Yale University

Center of Language Study director Nelleke Van Deusen-Scholl will retire at the end of the 2022-2023 academic year after serving in the position for over 15 years.

Her retirement was announced by Dean of Faculty of Arts & Sciences Tamar Gendler in a faculty-wide email on Wednesday. Van Deusen-Scholl – a professor adjunct of linguistics – assumed the position in 2007. 

As director, she led the development of programs that support the study of language and culture at Yale, including an English Language Program that prepares graduate students whose first language is not English and an undergraduate peer tutoring program for undergraduate students enrolled in language instruction. 

“The decision to retire was a difficult one because I love my job and am so lucky to have been part of this amazing community,” Van Deusen-Scholl wrote in an email to the News. “But I plan to continue to be involved in language education and will be working on a couple of book projects and several national language initiatives.”

During her time as director, Van Deusen-Scholl developed the English Language Program that prepares graduate students whose first language is not English for teaching at Yale. The program supports professional school students across the University. She also began the Shared Course Initiative, a collaboration with Columbia and Cornell to share less commonly-taught languages through videoconferencing. Van Deusen-Scholl also led the Directed Independent Language Study program, which offers language instruction in languages not taught at Yale.

In addition to the CLS directorship, Van Deusen-Scholl served as Associate Dean in Yale College, overseeing the language requirement, and Professor Adjunct of Linguistics. As a professor, she taught an annual graduate seminar on Principles of Language Teaching and Learning and developed a graduate certificate in Second Language Acquisitions.

“It seems like not very long since Nelleke came to Yale,” said Kirk Wetters, professor of Germanic languages and literatures. “It was a pleasure working with her on the Language Study Committee for nearly ten years. We accomplished a lot in that time. Nelleke’s leadership made the Center for Language Study an internationally recognized hub for research… countless students and faculty members benefitted from her support and leadership on university policies related to language study.” 
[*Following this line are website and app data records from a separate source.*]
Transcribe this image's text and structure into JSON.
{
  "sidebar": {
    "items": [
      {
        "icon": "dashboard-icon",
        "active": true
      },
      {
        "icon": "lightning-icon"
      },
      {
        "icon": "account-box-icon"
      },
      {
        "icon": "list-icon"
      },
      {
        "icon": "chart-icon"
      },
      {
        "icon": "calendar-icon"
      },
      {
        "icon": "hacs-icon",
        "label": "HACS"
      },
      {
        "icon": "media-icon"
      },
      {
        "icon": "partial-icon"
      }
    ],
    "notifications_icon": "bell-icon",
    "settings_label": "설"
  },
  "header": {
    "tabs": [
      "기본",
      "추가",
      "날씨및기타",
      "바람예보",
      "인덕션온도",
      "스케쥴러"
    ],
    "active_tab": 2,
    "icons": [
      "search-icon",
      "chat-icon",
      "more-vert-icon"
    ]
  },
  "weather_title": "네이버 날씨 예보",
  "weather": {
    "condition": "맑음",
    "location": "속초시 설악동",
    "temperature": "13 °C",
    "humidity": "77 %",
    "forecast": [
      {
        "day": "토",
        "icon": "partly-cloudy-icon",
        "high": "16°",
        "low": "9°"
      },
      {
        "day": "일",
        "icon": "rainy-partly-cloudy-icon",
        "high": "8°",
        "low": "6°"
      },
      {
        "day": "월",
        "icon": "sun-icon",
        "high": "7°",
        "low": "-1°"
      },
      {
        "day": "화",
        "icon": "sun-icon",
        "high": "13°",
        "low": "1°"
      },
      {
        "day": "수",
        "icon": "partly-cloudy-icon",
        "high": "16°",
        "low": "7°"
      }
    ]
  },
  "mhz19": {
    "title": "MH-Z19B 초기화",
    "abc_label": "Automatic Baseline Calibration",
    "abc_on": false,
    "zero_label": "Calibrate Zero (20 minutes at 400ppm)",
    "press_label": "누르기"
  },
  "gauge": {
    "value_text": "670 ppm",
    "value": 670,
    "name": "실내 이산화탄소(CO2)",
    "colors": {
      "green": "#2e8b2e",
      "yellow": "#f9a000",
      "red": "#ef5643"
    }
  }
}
Outside of Yale, Van Deusen-Scholl served as a governing board member of the Consortium for Language Teaching and Learning since 2001. From 2010-2013, she was the consortium’s president. 

As a highly-regarded author, Van Deusen-Scholl’s papers and books are also widely read in the field of language education. 

“Nelleke has been one of the most profoundly productive contributors in the fields of applied linguistics, second language acquisition, and second language teaching and learning,” said director of the University of Chicago Language Center Catherine Bauman in a press release.

In the wake of Van Deusen-Scholl’s departure, Dean of Faculty of Arts and Sciences Tamar Gendler has established an advisory committee to determine the direction of the Center for Language Study.

According to Gendler, The CLS advisory committee is composed of faculty and staff who are deeply involved in the organization, and represent the breadth of language study at Yale.

[The committee members] understand the needs of language instructors and students, and I am confident that their recommendations will help us to continue strengthening the study of language at Yale, building on Nelleke’s incredible work,” Gendler wrote to the News. “The committee has been charged with making recommendations about the near- and long-term future of the CLS, including, but not limited to advising me about the leadership of the CLS.”

Gendler established an advisory committee, which will provide recommendations on the direction of the CLS. Members of the advisory committee are Angela Lee-Smith, Kathryn Lofton, John Mangan, Theresa Schenker, Pamela Schirmeister, Kevin van Bladel, Steven Wilkinson, Suzanne Young, and Jason Zentz.

Reflecting on her time at Yale, Van Deusen-Scholl emphasized the close-knit relationships within the language community at Yale.

The breadth and depth of language instruction and the level of collegiality and collaboration among the language faculty at Yale are truly unique,” Van Deusen-Scholl wrote. “I would say that the most rewarding aspect of my job has been the opportunity to work with so many talented and dedicated language instructors who have become so much more than colleagues to me. I will miss them tremendously.”

Yale offers more than 50 foreign languages.


Alex Ye covers faculty and academics. He previously covered the endowment, finance and donations. Originally from Cincinnati, Ohio, he is a sophomore in Timothy Dwight majoring in applied mathematics.